Botox is by the far the best way to treat this glabella area. The alternative is to cut the glabella muscle surgically. Please consult an experienced physician for the best cosmetic results.
At this time, treatment for "glabella" muscle complex spasm include:
- Botox and similar injectable muscle relaxers such as Dysport or Xeomin
- Surgical resection of the muscle(s) required to return balance to the spastic muscle bundles.
- meditation and hypnosis and biofeedback exercises
Not yet commonly available options to include:
- cryotherapy of the muscle
- neurectomy of the nerve to the muscle
- topical muscle relaxants
Please consult with a Board Certified Plastic Surgeon, ENT Facial Surgeon or neurologist (particularly if pain control is an issue).
I wish you the best!
There are surgical options available for this issue, but safe and reliable results can be obtained with Botox or another neuromodulator. I would actually suggest that you FIRST experiment with solving this problem with Botox because it's results are not permanent. This way you can learn if altering this area is going to be something you would want to change permanently.
There are cryo-destructive approaches and new radiofrequency treatments that are supposed to destroy the nerve. I actually still think injection neuromodulation is the best option, because although not permanent, if done regularly over time, often "re-trains" these overactive muscles and you do see long lasting improvement. It works best if started younger rather than older in my experience. Finally, you should try it at least once to see if you like the look before you choose a permanent option.
Botox over time will atrophy the glabella muscle helping those frown lines look less noticeable. Botox does wear off in 3 months. A surgical treatment would be to remove some of the glabella muscle, thereby weakening the muscles.
Thank you for your question. Outside of wrinkle relaxers like Botox, there is no other medication or treatment that can help provide relief from your contracted glabellar muscles. You can try and train yourself away from furrowing your brow through application of a breath-rite nasal strip to your glabella which can provide a form of biofeedback to remind you when you are contracting, but this may take a lot of training to achieve. Though I understand your apprehension to using a temporary medicine like Botox, it does work well, and is minimally invasive. I hope this helps.
the muscle can be removed surgically, though it tends to come back, especially in people who contract it all the time.... and you then need botox again. I have long and extensive experience in this area. Surgery works completely and permanently in a minority of people.

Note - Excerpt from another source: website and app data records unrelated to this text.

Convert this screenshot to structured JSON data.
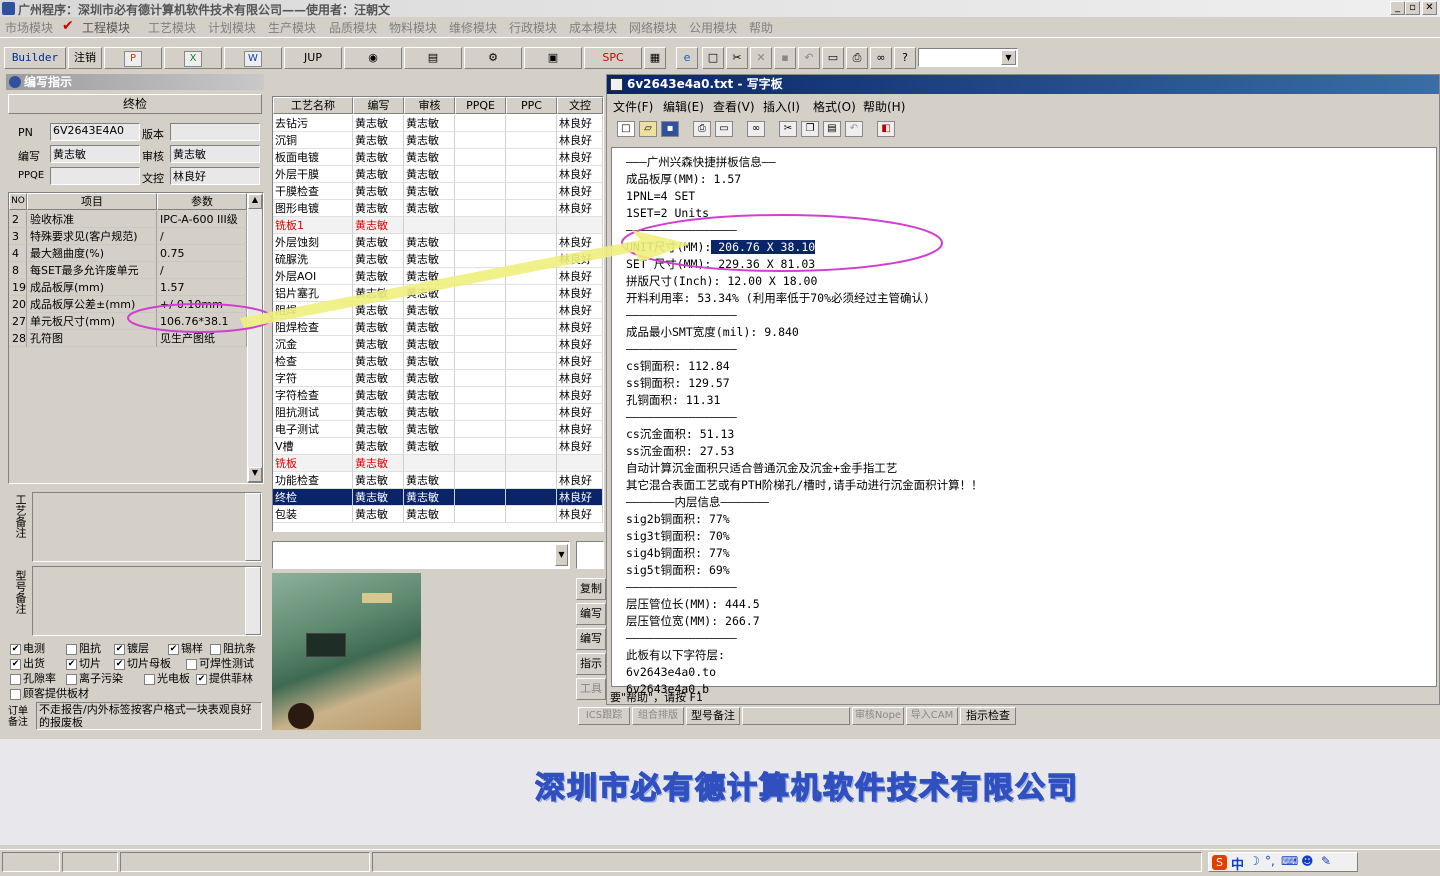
{
  "app": {
    "title": "广州程序：深圳市必有德计算机软件技术有限公司——使用者：汪朝文"
  },
  "menu": [
    "市场模块",
    "工程模块",
    "工艺模块",
    "计划模块",
    "生产模块",
    "品质模块",
    "物料模块",
    "维修模块",
    "行政模块",
    "成本模块",
    "网络模块",
    "公用模块",
    "帮助"
  ],
  "toolbar": {
    "builder": "Builder",
    "logout": "注销",
    "jup": "JUP",
    "spc": "SPC"
  },
  "left_panel": {
    "caption": "编写指示",
    "section": "终检",
    "pn_label": "PN",
    "pn_value": "6V2643E4A0",
    "version_label": "版本",
    "version_value": "",
    "writer_label": "编写",
    "writer_value": "黄志敏",
    "reviewer_label": "审核",
    "reviewer_value": "黄志敏",
    "ppqe_label": "PPQE",
    "ppqe_value": "",
    "docctl_label": "文控",
    "docctl_value": "林良好",
    "table_headers": [
      "NO",
      "项目",
      "参数"
    ],
    "rows": [
      {
        "no": "2",
        "item": "验收标准",
        "param": "IPC-A-600 III级"
      },
      {
        "no": "3",
        "item": "特殊要求见(客户规范)",
        "param": "/"
      },
      {
        "no": "4",
        "item": "最大翘曲度(%)",
        "param": "0.75"
      },
      {
        "no": "8",
        "item": "每SET最多允许废单元",
        "param": "/"
      },
      {
        "no": "19",
        "item": "成品板厚(mm)",
        "param": "1.57"
      },
      {
        "no": "20",
        "item": "成品板厚公差±(mm)",
        "param": "+/-0.10mm"
      },
      {
        "no": "27",
        "item": "单元板尺寸(mm)",
        "param": "106.76*38.1"
      },
      {
        "no": "28",
        "item": "孔符图",
        "param": "见生产图纸"
      }
    ],
    "process_note_label": "工艺备注",
    "model_note_label": "型号备注",
    "checkboxes": [
      {
        "label": "电测",
        "checked": true
      },
      {
        "label": "阻抗",
        "checked": false
      },
      {
        "label": "镀层",
        "checked": true
      },
      {
        "label": "锡样",
        "checked": true
      },
      {
        "label": "阻抗条",
        "checked": false
      },
      {
        "label": "出货",
        "checked": true
      },
      {
        "label": "切片",
        "checked": true
      },
      {
        "label": "切片母板",
        "checked": true
      },
      {
        "label": "可焊性测试",
        "checked": false
      },
      {
        "label": "孔隙率",
        "checked": false
      },
      {
        "label": "离子污染",
        "checked": false
      },
      {
        "label": "光电板",
        "checked": false
      },
      {
        "label": "提供菲林",
        "checked": true
      },
      {
        "label": "顾客提供板材",
        "checked": false
      }
    ],
    "order_note_label": "订单备注",
    "order_note": "不走报告/内外标签按客户格式一块表观良好的报废板"
  },
  "process_grid": {
    "headers": [
      "工艺名称",
      "编写",
      "审核",
      "PPQE",
      "PPC",
      "文控"
    ],
    "rows": [
      {
        "name": "去钻污",
        "w": "黄志敏",
        "r": "黄志敏",
        "d": "林良好"
      },
      {
        "name": "沉铜",
        "w": "黄志敏",
        "r": "黄志敏",
        "d": "林良好"
      },
      {
        "name": "板面电镀",
        "w": "黄志敏",
        "r": "黄志敏",
        "d": "林良好"
      },
      {
        "name": "外层干膜",
        "w": "黄志敏",
        "r": "黄志敏",
        "d": "林良好"
      },
      {
        "name": "干膜检查",
        "w": "黄志敏",
        "r": "黄志敏",
        "d": "林良好"
      },
      {
        "name": "图形电镀",
        "w": "黄志敏",
        "r": "黄志敏",
        "d": "林良好"
      },
      {
        "name": "铣板1",
        "w": "黄志敏",
        "r": "",
        "d": "",
        "red": true
      },
      {
        "name": "外层蚀刻",
        "w": "黄志敏",
        "r": "黄志敏",
        "d": "林良好"
      },
      {
        "name": "硫脲洗",
        "w": "黄志敏",
        "r": "黄志敏",
        "d": "林良好"
      },
      {
        "name": "外层AOI",
        "w": "黄志敏",
        "r": "黄志敏",
        "d": "林良好"
      },
      {
        "name": "铝片塞孔",
        "w": "黄志敏",
        "r": "黄志敏",
        "d": "林良好"
      },
      {
        "name": "阻焊",
        "w": "黄志敏",
        "r": "黄志敏",
        "d": "林良好"
      },
      {
        "name": "阻焊检查",
        "w": "黄志敏",
        "r": "黄志敏",
        "d": "林良好"
      },
      {
        "name": "沉金",
        "w": "黄志敏",
        "r": "黄志敏",
        "d": "林良好"
      },
      {
        "name": "检查",
        "w": "黄志敏",
        "r": "黄志敏",
        "d": "林良好"
      },
      {
        "name": "字符",
        "w": "黄志敏",
        "r": "黄志敏",
        "d": "林良好"
      },
      {
        "name": "字符检查",
        "w": "黄志敏",
        "r": "黄志敏",
        "d": "林良好"
      },
      {
        "name": "阻抗测试",
        "w": "黄志敏",
        "r": "黄志敏",
        "d": "林良好"
      },
      {
        "name": "电子测试",
        "w": "黄志敏",
        "r": "黄志敏",
        "d": "林良好"
      },
      {
        "name": "V槽",
        "w": "黄志敏",
        "r": "黄志敏",
        "d": "林良好"
      },
      {
        "name": "铣板",
        "w": "黄志敏",
        "r": "",
        "d": "",
        "red": true
      },
      {
        "name": "功能检查",
        "w": "黄志敏",
        "r": "黄志敏",
        "d": "林良好"
      },
      {
        "name": "终检",
        "w": "黄志敏",
        "r": "黄志敏",
        "d": "林良好",
        "selected": true
      },
      {
        "name": "包装",
        "w": "黄志敏",
        "r": "黄志敏",
        "d": "林良好"
      }
    ]
  },
  "side_buttons": [
    "复制",
    "编写",
    "编写",
    "指示",
    "工具"
  ],
  "bottom_tabs": [
    "ICS跟踪",
    "组合排版",
    "型号备注",
    "审核Nope",
    "导入CAM",
    "指示检查"
  ],
  "wordpad": {
    "title": "6v2643e4a0.txt - 写字板",
    "menu": [
      "文件(F)",
      "编辑(E)",
      "查看(V)",
      "插入(I)",
      "格式(O)",
      "帮助(H)"
    ],
    "lines": [
      "———广州兴森快捷拼板信息——",
      "成品板厚(MM): 1.57",
      "1PNL=4 SET",
      "1SET=2 Units",
      "————————————————",
      "UNIT尺寸(MM): 206.76 X 38.10",
      "SET 尺寸(MM): 229.36 X 81.03",
      "拼版尺寸(Inch): 12.00 X 18.00",
      "开料利用率: 53.34% (利用率低于70%必须经过主管确认)",
      "————————————————",
      "成品最小SMT宽度(mil): 9.840",
      "————————————————",
      "cs铜面积: 112.84",
      "ss铜面积: 129.57",
      "孔铜面积: 11.31",
      "————————————————",
      "cs沉金面积: 51.13",
      "ss沉金面积: 27.53",
      "自动计算沉金面积只适合普通沉金及沉金+金手指工艺",
      "其它混合表面工艺或有PTH阶梯孔/槽时,请手动进行沉金面积计算！！",
      "———————内层信息———————",
      "sig2b铜面积: 77%",
      "sig3t铜面积: 70%",
      "sig4b铜面积: 77%",
      "sig5t铜面积: 69%",
      "————————————————",
      "层压管位长(MM): 444.5",
      "层压管位宽(MM): 266.7",
      "————————————————",
      "此板有以下字符层:",
      "6v2643e4a0.to",
      "6v2643e4a0.b"
    ],
    "highlight_line": 5,
    "status": "要\"帮助\"，请按 F1"
  },
  "watermark": "深圳市必有德计算机软件技术有限公司",
  "tray": {
    "ime": "中"
  },
  "colors": {
    "selection": "#0a246a",
    "annotation": "#d040d0",
    "arrow": "#f0f080",
    "watermark": "#3050c0",
    "red_text": "#e00000"
  }
}
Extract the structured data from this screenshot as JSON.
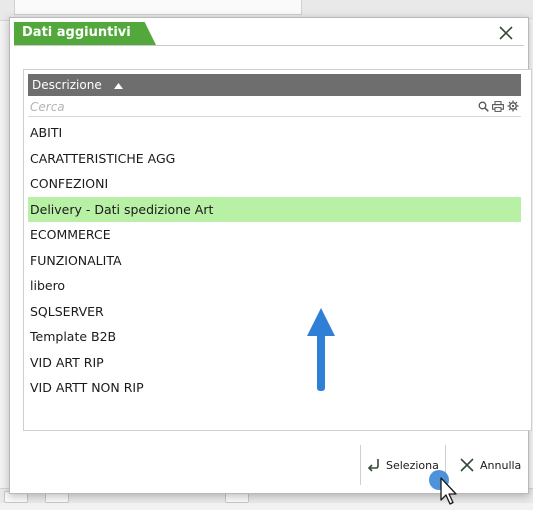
{
  "dialog": {
    "title": "Dati aggiuntivi",
    "list": {
      "column_header": "Descrizione",
      "search_placeholder": "Cerca",
      "items": [
        "ABITI",
        "CARATTERISTICHE AGG",
        "CONFEZIONI",
        "Delivery - Dati spedizione Art",
        "ECOMMERCE",
        "FUNZIONALITA",
        "libero",
        "SQLSERVER",
        "Template B2B",
        "VID ART RIP",
        "VID ARTT NON RIP"
      ],
      "selected_item": "Delivery - Dati spedizione Art"
    },
    "footer": {
      "select_label": "Seleziona",
      "cancel_label": "Annulla"
    }
  },
  "colors": {
    "title_tab": "#52a83a",
    "header_bg": "#6e6e6e",
    "selected_row": "#b8f0a6",
    "arrow": "#2f7fd6"
  },
  "icons": [
    "close-icon",
    "sort-asc-icon",
    "search-icon",
    "print-icon",
    "settings-icon",
    "select-return-icon",
    "cancel-x-icon",
    "arrow-up-icon",
    "mouse-cursor-icon"
  ]
}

The best results here are from botox or dysport
Botox/Dysport is a great solution to your problem and if you don't like it--it wears off. If you want a permanent fix, you may wish to have surgery or radiofrequency treatments to remove or weaken these muscles. I would proceed with a lot of caution if you are doing a permanent treatment. This does not constitute official medical advice. Good luck.
If you're planning to have a blepharoplasty, you can have those muscles excised and weakened at surgery.